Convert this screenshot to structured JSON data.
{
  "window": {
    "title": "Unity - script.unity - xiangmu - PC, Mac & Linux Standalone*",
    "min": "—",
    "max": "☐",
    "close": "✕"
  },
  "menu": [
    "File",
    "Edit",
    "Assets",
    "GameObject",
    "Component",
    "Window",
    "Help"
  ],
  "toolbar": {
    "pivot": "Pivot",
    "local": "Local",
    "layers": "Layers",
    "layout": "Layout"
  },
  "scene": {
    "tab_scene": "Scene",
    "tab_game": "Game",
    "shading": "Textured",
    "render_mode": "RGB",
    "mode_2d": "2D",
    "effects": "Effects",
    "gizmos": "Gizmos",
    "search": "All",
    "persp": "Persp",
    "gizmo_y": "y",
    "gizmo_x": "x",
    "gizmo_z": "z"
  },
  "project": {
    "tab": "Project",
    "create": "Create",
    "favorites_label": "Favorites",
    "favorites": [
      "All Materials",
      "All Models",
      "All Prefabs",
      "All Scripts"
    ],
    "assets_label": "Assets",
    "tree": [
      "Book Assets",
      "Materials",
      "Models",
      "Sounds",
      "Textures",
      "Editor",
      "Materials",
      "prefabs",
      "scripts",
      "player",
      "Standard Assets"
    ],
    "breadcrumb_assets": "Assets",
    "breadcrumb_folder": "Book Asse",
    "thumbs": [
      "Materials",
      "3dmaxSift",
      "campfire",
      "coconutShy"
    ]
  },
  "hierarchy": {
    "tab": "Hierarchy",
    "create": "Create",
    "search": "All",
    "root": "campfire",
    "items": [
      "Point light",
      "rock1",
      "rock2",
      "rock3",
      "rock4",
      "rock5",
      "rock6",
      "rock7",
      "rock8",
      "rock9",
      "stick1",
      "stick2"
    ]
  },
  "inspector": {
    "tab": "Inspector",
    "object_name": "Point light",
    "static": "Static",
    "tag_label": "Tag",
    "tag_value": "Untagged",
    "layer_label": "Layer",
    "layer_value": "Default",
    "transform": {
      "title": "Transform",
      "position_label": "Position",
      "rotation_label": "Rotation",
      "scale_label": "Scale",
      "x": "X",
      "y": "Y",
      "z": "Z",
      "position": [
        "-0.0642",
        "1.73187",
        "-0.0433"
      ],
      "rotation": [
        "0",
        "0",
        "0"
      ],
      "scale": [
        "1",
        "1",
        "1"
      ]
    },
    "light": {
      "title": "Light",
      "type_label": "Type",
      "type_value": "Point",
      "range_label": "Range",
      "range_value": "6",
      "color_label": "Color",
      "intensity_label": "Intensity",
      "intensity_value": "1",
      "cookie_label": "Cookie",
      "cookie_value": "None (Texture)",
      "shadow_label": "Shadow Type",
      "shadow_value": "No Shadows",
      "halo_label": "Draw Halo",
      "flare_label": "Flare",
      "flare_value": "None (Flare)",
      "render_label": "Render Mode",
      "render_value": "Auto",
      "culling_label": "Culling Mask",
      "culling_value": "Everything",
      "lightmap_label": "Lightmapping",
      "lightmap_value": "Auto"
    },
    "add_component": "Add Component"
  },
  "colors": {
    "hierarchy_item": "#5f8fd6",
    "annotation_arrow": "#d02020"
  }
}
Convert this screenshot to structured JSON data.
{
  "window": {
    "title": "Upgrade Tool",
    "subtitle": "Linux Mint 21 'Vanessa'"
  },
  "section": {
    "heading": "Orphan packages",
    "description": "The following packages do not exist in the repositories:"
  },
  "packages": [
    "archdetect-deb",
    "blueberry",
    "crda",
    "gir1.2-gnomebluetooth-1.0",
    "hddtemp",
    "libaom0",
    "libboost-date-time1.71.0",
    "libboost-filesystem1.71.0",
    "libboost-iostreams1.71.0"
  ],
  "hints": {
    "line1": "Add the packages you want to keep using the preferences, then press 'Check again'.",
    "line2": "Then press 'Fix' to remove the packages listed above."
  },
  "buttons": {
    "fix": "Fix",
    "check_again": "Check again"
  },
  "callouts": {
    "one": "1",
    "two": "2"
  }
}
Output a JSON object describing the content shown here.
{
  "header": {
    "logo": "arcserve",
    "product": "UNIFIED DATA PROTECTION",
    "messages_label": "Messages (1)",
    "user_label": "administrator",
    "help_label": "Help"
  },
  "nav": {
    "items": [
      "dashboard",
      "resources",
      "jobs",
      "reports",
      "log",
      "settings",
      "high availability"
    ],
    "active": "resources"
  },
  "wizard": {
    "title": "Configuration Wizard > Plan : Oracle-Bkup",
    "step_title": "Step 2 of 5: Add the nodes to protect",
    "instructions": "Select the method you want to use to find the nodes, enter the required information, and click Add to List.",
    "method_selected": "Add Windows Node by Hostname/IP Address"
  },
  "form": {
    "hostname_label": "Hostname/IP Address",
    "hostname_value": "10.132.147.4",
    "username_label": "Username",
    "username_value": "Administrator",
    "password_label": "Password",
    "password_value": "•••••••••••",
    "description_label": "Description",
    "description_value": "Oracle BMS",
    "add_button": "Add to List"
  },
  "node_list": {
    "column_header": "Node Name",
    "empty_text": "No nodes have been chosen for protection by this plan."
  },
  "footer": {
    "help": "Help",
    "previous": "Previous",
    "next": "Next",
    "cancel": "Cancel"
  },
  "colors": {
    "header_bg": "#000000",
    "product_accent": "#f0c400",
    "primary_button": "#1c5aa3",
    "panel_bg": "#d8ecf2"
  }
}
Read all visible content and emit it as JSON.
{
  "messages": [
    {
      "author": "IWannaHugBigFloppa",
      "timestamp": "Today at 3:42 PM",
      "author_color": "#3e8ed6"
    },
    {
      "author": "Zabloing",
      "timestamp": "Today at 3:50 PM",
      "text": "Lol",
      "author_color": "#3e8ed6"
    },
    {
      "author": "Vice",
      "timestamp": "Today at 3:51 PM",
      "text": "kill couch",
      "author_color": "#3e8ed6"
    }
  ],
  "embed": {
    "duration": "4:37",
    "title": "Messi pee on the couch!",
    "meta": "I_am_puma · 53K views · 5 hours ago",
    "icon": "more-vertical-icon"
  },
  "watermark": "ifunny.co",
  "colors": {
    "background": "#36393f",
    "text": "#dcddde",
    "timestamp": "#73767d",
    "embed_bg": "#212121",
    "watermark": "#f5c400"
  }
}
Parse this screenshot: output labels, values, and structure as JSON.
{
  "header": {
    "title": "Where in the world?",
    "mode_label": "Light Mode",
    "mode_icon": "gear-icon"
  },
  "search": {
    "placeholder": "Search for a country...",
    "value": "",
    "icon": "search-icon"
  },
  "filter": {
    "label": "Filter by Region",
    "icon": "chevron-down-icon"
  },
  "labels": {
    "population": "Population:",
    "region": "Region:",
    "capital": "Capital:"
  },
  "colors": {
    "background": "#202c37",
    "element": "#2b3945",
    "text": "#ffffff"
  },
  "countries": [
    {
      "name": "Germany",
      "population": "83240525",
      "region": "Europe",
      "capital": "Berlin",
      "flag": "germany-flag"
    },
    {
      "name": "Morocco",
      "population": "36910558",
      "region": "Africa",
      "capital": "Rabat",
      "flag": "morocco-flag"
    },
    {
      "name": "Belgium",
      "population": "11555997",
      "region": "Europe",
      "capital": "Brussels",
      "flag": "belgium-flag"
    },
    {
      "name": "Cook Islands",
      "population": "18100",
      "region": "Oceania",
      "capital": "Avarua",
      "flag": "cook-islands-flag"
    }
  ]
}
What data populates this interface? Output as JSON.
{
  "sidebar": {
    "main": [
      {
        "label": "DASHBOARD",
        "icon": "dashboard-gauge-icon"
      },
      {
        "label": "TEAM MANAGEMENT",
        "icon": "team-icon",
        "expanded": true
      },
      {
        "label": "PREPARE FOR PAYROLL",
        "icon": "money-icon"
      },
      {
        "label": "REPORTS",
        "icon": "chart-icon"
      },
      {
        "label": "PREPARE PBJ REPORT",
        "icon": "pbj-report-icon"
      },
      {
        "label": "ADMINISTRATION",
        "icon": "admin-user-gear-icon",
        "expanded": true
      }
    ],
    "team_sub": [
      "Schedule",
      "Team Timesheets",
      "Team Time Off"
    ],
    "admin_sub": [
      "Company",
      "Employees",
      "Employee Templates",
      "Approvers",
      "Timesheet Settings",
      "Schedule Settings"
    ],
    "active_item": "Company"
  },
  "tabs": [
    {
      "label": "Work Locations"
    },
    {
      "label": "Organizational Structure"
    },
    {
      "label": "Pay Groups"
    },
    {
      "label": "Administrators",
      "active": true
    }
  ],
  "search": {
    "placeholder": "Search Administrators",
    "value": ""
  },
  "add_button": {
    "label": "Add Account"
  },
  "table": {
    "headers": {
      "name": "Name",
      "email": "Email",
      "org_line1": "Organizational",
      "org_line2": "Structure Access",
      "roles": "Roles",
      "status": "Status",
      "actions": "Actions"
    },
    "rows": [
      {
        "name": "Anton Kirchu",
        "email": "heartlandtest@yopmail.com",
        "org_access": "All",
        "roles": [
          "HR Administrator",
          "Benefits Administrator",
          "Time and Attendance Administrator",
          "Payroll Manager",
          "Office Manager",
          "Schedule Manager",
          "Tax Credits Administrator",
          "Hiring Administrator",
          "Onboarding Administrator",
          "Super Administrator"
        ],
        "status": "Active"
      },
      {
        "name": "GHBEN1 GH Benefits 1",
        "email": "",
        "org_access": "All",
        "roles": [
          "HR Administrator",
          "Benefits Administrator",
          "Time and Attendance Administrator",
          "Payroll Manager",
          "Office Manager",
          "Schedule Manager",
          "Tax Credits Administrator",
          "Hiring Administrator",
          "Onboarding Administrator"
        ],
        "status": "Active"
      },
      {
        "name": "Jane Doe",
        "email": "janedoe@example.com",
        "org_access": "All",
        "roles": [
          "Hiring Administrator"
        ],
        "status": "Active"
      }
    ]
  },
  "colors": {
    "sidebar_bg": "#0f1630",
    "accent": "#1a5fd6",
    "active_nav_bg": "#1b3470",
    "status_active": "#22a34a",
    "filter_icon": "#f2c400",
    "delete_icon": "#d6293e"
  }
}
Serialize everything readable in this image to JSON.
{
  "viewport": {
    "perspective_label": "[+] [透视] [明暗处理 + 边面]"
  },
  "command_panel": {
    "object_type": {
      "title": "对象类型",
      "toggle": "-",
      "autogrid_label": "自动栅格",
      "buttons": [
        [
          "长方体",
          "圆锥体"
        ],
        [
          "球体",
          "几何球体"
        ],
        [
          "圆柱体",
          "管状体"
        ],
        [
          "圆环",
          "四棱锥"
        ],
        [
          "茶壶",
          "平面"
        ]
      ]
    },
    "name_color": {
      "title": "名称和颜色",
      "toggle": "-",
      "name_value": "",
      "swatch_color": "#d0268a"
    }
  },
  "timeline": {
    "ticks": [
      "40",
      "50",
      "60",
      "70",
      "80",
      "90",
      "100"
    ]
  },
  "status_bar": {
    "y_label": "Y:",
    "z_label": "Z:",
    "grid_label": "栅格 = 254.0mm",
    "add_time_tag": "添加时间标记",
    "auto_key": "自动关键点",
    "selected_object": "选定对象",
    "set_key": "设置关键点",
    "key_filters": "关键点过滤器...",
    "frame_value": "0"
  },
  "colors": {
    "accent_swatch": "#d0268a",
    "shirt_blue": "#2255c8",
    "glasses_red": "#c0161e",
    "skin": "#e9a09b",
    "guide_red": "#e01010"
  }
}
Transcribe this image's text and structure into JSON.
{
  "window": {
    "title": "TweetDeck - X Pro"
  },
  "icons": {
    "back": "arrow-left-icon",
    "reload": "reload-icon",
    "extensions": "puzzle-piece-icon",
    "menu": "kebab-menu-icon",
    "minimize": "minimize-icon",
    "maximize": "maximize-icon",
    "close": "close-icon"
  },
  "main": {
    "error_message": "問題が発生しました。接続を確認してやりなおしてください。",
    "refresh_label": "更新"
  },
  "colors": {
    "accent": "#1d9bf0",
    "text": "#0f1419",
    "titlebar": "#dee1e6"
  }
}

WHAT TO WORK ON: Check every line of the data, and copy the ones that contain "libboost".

ANSWER TO THE EXERCISE:
    "libboost-date-time1.71.0",
    "libboost-filesystem1.71.0",
    "libboost-iostreams1.71.0"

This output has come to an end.